The Hassan Bek mosque was built in 1916 by the Ottomans. The newly formed Tel Aviv continued to expand and the Turkish governor Hassan Bek had the mosque built between Jaffa and Tel Aviv to mark the area. The Christian owner of the property was expropriated. After Israel's independence, Arab snipers use the minaret to shoot Jews in Tel Aviv. When the Irgun took over the mosque, the fighters wanted to blow up the mosque but their commander prevented the destruction. In 1979, the empty mosque was to be turned into a mall. The Muslims from Jaffa resisted the shopping plans and took over the building itself. After the handover, the minaret collapsed and was rebuilt twice as financially from Saudi Arabia and Jordan. In 2001, 21 Israeli youths were killed in a bomb by the Disco Dolphinarium. Since the club was right next to the mosque, many Israelis suspected that the assassin came from the mosque. The mosque was besieged by angry citizens. In 2005, a pig's head in a Palestinian cloth was thrown into the courtyard of Hassan Bek Mosque on the Prophet Muhammad. On top of that, a Muslim stabbed a Jewish student in Jerusalem.

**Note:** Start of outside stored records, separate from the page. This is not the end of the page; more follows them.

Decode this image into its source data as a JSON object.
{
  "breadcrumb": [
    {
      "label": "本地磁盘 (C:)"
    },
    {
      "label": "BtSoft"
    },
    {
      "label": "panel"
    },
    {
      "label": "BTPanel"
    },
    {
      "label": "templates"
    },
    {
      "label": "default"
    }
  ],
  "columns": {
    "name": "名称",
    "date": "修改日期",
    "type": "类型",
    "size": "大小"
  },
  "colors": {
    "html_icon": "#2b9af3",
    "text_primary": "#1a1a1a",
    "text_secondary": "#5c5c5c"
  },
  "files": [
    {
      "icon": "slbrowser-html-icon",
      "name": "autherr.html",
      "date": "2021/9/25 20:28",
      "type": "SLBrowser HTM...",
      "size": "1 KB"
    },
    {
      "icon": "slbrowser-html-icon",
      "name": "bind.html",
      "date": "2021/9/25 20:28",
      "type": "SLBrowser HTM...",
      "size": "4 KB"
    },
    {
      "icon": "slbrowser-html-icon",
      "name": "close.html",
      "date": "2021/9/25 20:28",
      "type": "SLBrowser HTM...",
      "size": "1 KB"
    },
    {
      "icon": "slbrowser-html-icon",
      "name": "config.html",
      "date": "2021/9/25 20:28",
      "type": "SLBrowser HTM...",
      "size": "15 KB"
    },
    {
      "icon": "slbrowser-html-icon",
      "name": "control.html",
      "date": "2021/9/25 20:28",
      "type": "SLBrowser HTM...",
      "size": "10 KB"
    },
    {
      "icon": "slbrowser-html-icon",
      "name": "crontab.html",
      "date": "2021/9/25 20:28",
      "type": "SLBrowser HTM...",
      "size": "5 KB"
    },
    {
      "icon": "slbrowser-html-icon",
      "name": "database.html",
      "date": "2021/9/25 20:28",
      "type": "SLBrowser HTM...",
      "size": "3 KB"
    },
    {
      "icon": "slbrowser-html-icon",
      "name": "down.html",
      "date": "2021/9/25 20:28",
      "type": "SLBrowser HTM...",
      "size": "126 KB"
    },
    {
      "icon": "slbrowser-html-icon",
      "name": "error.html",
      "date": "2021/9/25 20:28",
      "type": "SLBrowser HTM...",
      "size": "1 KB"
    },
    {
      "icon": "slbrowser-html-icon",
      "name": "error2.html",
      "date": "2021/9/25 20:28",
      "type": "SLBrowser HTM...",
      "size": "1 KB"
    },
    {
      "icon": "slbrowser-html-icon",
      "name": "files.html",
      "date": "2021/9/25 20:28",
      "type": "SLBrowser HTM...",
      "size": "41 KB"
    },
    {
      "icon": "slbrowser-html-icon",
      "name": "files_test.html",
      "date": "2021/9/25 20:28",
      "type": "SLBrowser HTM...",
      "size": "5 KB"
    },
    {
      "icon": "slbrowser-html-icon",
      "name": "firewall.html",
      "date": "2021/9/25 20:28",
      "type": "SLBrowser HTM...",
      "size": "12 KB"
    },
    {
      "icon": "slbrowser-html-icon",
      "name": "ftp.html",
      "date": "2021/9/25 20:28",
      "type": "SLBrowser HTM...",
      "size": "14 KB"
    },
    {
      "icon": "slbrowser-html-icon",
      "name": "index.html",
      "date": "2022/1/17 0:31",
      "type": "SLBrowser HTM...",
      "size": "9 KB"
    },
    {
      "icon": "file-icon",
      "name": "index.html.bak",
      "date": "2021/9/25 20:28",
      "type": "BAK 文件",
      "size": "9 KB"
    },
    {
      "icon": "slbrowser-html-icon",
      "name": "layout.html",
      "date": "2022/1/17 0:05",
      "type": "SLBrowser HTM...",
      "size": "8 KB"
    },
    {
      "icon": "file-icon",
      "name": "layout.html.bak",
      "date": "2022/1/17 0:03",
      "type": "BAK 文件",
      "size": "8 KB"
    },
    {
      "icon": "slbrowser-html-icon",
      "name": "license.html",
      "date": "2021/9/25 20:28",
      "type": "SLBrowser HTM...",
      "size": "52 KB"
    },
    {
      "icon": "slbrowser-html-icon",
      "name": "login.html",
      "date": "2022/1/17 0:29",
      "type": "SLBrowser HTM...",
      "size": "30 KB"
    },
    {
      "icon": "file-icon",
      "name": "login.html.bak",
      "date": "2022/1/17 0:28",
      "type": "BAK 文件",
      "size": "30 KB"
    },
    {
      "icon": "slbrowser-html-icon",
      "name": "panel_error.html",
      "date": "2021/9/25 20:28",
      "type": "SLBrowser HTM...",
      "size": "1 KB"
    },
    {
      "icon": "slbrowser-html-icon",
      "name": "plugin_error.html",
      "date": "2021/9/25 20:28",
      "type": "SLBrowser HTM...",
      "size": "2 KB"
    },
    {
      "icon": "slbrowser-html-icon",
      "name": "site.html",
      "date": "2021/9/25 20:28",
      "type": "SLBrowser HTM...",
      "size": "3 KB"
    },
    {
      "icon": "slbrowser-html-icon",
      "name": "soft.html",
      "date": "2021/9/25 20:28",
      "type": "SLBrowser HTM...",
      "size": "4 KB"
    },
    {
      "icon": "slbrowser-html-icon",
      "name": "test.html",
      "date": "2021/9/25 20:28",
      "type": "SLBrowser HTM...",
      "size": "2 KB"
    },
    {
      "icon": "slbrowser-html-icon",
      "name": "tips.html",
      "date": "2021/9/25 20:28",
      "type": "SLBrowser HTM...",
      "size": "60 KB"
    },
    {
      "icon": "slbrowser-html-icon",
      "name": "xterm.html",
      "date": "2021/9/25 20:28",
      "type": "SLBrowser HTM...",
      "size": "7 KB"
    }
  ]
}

The Shuk HaCarmel is a 500-meter-long street with open stalls. From souvenirs to clothing and food to street food, everything is possible. Most stores are open from 8am to 6pm. Saturday is the "HaCarmel" closed. On Fridays, he opens at 4 pm. It is also worth taking a look at the small streets around the market. There are other shops and takeaways. It becomes particularly interesting, if on Tuesdays and Fridays artisans and street artists enchant the area.
The Azrieli Center is a complex of three skyscrapers and a large shopping center. It was named after its investor, who opened the center in 1999. The tallest of the three towers is 187 meters high. There is an observation deck at the Azrieli Center Circular Tower and the entrance is on the top floor of the shopping center, by the large hall with the glass dome. The entrance is cheap, but the viewing platform is not very nice and the windows were not clean. But you can see all Tel Aviv, the sea and the mountains east of the city. In the evening Tel Aviv is in the back light, but there is a restaurant overlooking the sea.
The settlement "Sarona" was built in 1871 by German Templars, who were expelled by the British during the First World War. Later, the Israeli government used the settlement. The small houses are located in a spacious park and are now used as high-priced shops or as restaurants. "Sarona" is a mix of park and shopping village.
The former harbor area has become an interesting place with many restaurants and cafes. Many shops have moved into the old warehouses. "Namal Tel Aviv" has become one of the most popular meeting place on the coast.
The founding fathers of Tel Aviv wanted to turn the city into the New York of the Middle East. High-rise buildings were desired differently than in other cities. Tel Aviv should become the modern lighthouse of the region. About 100 years after its founding, Tel Aviv has already built a considerable skyline. The best view of the high-rise backdrop is from Jaffa.